Each record is to be written out exactly as it appears.
-------- DATA SHOWN
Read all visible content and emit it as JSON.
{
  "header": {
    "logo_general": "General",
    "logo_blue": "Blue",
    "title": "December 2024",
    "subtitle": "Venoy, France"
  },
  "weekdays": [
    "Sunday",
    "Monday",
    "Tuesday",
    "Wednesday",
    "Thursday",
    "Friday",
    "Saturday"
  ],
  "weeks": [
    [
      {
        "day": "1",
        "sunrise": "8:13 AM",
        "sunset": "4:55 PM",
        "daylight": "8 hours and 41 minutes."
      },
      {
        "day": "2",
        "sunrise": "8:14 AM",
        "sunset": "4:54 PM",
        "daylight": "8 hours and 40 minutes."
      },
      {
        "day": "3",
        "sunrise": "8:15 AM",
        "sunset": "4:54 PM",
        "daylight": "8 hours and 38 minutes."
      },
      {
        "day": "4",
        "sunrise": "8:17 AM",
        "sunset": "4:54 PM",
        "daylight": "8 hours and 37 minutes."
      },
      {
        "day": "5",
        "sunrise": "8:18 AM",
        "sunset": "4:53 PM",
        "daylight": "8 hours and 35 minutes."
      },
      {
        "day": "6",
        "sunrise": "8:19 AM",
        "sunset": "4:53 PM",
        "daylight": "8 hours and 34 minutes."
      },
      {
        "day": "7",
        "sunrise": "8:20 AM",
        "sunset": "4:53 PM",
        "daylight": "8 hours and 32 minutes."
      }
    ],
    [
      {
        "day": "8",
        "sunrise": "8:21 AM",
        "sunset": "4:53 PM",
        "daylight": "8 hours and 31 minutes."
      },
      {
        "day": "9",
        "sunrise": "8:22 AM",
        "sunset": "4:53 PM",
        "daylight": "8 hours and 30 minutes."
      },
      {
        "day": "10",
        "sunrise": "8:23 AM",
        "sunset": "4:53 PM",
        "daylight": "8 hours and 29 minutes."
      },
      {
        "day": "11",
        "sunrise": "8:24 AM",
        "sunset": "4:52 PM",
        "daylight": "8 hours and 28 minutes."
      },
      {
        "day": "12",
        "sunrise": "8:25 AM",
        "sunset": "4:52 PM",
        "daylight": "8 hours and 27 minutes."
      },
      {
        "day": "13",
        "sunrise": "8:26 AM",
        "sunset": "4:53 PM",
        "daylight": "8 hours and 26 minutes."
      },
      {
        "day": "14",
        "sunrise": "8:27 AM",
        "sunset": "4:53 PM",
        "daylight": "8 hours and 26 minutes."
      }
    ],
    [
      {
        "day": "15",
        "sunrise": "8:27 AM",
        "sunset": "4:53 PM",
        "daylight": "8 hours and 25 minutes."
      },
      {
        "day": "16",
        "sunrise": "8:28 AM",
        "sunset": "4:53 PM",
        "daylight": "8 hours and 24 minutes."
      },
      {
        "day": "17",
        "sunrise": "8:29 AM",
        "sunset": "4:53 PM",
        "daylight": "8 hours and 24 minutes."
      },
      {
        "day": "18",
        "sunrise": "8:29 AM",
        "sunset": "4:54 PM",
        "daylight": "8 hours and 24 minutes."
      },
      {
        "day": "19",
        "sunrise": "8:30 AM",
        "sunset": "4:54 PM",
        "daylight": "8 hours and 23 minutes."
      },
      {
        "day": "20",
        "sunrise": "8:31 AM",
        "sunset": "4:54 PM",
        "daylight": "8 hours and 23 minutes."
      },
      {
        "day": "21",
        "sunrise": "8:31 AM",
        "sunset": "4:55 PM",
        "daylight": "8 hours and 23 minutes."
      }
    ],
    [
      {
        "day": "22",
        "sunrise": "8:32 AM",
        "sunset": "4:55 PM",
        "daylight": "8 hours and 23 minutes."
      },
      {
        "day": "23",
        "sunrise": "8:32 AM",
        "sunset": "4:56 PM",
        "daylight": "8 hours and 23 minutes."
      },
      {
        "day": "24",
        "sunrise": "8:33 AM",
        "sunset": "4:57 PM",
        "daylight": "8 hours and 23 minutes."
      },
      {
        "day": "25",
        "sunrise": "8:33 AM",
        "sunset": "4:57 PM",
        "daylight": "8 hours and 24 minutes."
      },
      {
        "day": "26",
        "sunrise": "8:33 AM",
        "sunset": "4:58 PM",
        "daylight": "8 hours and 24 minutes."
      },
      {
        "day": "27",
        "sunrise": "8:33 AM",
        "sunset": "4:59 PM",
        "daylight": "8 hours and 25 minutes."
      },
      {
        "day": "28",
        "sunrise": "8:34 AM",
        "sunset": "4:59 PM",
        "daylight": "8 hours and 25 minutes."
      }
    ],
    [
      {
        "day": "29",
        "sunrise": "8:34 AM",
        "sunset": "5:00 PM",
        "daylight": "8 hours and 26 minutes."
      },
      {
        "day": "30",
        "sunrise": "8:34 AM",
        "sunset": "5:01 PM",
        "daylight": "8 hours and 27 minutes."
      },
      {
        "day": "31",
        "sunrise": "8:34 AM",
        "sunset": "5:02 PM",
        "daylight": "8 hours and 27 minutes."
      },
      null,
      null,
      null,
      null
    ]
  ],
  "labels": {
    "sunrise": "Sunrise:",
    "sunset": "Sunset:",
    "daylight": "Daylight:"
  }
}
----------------
→ **ANSWER TO THE EXERCISE**:
Read all visible content and emit it as JSON.
{
  "header": {
    "logo_general": "General",
    "logo_blue": "Blue",
    "title": "December 2024",
    "subtitle": "Venoy, France"
  },
  "weekdays": [
    "Sunday",
    "Monday",
    "Tuesday",
    "Wednesday",
    "Thursday",
    "Friday",
    "Saturday"
  ],
  "weeks": [
    [
      {
        "day": "1",
        "sunrise": "8:13 AM",
        "sunset": "4:55 PM",
        "daylight": "8 hours and 41 minutes."
      },
      {
        "day": "2",
        "sunrise": "8:14 AM",
        "sunset": "4:54 PM",
        "daylight": "8 hours and 40 minutes."
      },
      {
        "day": "3",
        "sunrise": "8:15 AM",
        "sunset": "4:54 PM",
        "daylight": "8 hours and 38 minutes."
      },
      {
        "day": "4",
        "sunrise": "8:17 AM",
        "sunset": "4:54 PM",
        "daylight": "8 hours and 37 minutes."
      },
      {
        "day": "5",
        "sunrise": "8:18 AM",
        "sunset": "4:53 PM",
        "daylight": "8 hours and 35 minutes."
      },
      {
        "day": "6",
        "sunrise": "8:19 AM",
        "sunset": "4:53 PM",
        "daylight": "8 hours and 34 minutes."
      },
      {
        "day": "7",
        "sunrise": "8:20 AM",
        "sunset": "4:53 PM",
        "daylight": "8 hours and 32 minutes."
      }
    ],
    [
      {
        "day": "8",
        "sunrise": "8:21 AM",
        "sunset": "4:53 PM",
        "daylight": "8 hours and 31 minutes."
      },
      {
        "day": "9",
        "sunrise": "8:22 AM",
        "sunset": "4:53 PM",
        "daylight": "8 hours and 30 minutes."
      },
      {
        "day": "10",
        "sunrise": "8:23 AM",
        "sunset": "4:53 PM",
        "daylight": "8 hours and 29 minutes."
      },
      {
        "day": "11",
        "sunrise": "8:24 AM",
        "sunset": "4:52 PM",
        "daylight": "8 hours and 28 minutes."
      },
      {
        "day": "12",
        "sunrise": "8:25 AM",
        "sunset": "4:52 PM",
        "daylight": "8 hours and 27 minutes."
      },
      {
        "day": "13",
        "sunrise": "8:26 AM",
        "sunset": "4:53 PM",
        "daylight": "8 hours and 26 minutes."
      },
      {
        "day": "14",
        "sunrise": "8:27 AM",
        "sunset": "4:53 PM",
        "daylight": "8 hours and 26 minutes."
      }
    ],
    [
      {
        "day": "15",
        "sunrise": "8:27 AM",
        "sunset": "4:53 PM",
        "daylight": "8 hours and 25 minutes."
      },
      {
        "day": "16",
        "sunrise": "8:28 AM",
        "sunset": "4:53 PM",
        "daylight": "8 hours and 24 minutes."
      },
      {
        "day": "17",
        "sunrise": "8:29 AM",
        "sunset": "4:53 PM",
        "daylight": "8 hours and 24 minutes."
      },
      {
        "day": "18",
        "sunrise": "8:29 AM",
        "sunset": "4:54 PM",
        "daylight": "8 hours and 24 minutes."
      },
      {
        "day": "19",
        "sunrise": "8:30 AM",
        "sunset": "4:54 PM",
        "daylight": "8 hours and 23 minutes."
      },
      {
        "day": "20",
        "sunrise": "8:31 AM",
        "sunset": "4:54 PM",
        "daylight": "8 hours and 23 minutes."
      },
      {
        "day": "21",
        "sunrise": "8:31 AM",
        "sunset": "4:55 PM",
        "daylight": "8 hours and 23 minutes."
      }
    ],
    [
      {
        "day": "22",
        "sunrise": "8:32 AM",
        "sunset": "4:55 PM",
        "daylight": "8 hours and 23 minutes."
      },
      {
        "day": "23",
        "sunrise": "8:32 AM",
        "sunset": "4:56 PM",
        "daylight": "8 hours and 23 minutes."
      },
      {
        "day": "24",
        "sunrise": "8:33 AM",
        "sunset": "4:57 PM",
        "daylight": "8 hours and 23 minutes."
      },
      {
        "day": "25",
        "sunrise": "8:33 AM",
        "sunset": "4:57 PM",
        "daylight": "8 hours and 24 minutes."
      },
      {
        "day": "26",
        "sunrise": "8:33 AM",
        "sunset": "4:58 PM",
        "daylight": "8 hours and 24 minutes."
      },
      {
        "day": "27",
        "sunrise": "8:33 AM",
        "sunset": "4:59 PM",
        "daylight": "8 hours and 25 minutes."
      },
      {
        "day": "28",
        "sunrise": "8:34 AM",
        "sunset": "4:59 PM",
        "daylight": "8 hours and 25 minutes."
      }
    ],
    [
      {
        "day": "29",
        "sunrise": "8:34 AM",
        "sunset": "5:00 PM",
        "daylight": "8 hours and 26 minutes."
      },
      {
        "day": "30",
        "sunrise": "8:34 AM",
        "sunset": "5:01 PM",
        "daylight": "8 hours and 27 minutes."
      },
      {
        "day": "31",
        "sunrise": "8:34 AM",
        "sunset": "5:02 PM",
        "daylight": "8 hours and 27 minutes."
      },
      null,
      null,
      null,
      null
    ]
  ],
  "labels": {
    "sunrise": "Sunrise:",
    "sunset": "Sunset:",
    "daylight": "Daylight:"
  }
}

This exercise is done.